Data entries
━━━━━━━━

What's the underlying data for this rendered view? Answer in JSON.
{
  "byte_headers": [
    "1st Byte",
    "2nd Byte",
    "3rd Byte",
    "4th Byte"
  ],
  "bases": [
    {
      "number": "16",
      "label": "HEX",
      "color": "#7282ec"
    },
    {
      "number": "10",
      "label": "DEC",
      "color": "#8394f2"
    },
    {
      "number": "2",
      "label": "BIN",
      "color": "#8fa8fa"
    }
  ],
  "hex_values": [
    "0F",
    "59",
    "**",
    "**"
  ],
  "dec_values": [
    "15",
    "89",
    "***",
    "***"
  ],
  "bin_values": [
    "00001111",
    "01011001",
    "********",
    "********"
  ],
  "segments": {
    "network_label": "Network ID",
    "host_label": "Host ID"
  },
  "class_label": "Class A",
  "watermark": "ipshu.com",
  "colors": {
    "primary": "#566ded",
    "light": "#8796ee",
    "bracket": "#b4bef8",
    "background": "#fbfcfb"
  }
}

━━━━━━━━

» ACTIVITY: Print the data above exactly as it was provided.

» RESULT FOR THIS EXERCISE:
What's the underlying data for this rendered view? Answer in JSON.
{
  "byte_headers": [
    "1st Byte",
    "2nd Byte",
    "3rd Byte",
    "4th Byte"
  ],
  "bases": [
    {
      "number": "16",
      "label": "HEX",
      "color": "#7282ec"
    },
    {
      "number": "10",
      "label": "DEC",
      "color": "#8394f2"
    },
    {
      "number": "2",
      "label": "BIN",
      "color": "#8fa8fa"
    }
  ],
  "hex_values": [
    "0F",
    "59",
    "**",
    "**"
  ],
  "dec_values": [
    "15",
    "89",
    "***",
    "***"
  ],
  "bin_values": [
    "00001111",
    "01011001",
    "********",
    "********"
  ],
  "segments": {
    "network_label": "Network ID",
    "host_label": "Host ID"
  },
  "class_label": "Class A",
  "watermark": "ipshu.com",
  "colors": {
    "primary": "#566ded",
    "light": "#8796ee",
    "bracket": "#b4bef8",
    "background": "#fbfcfb"
  }
}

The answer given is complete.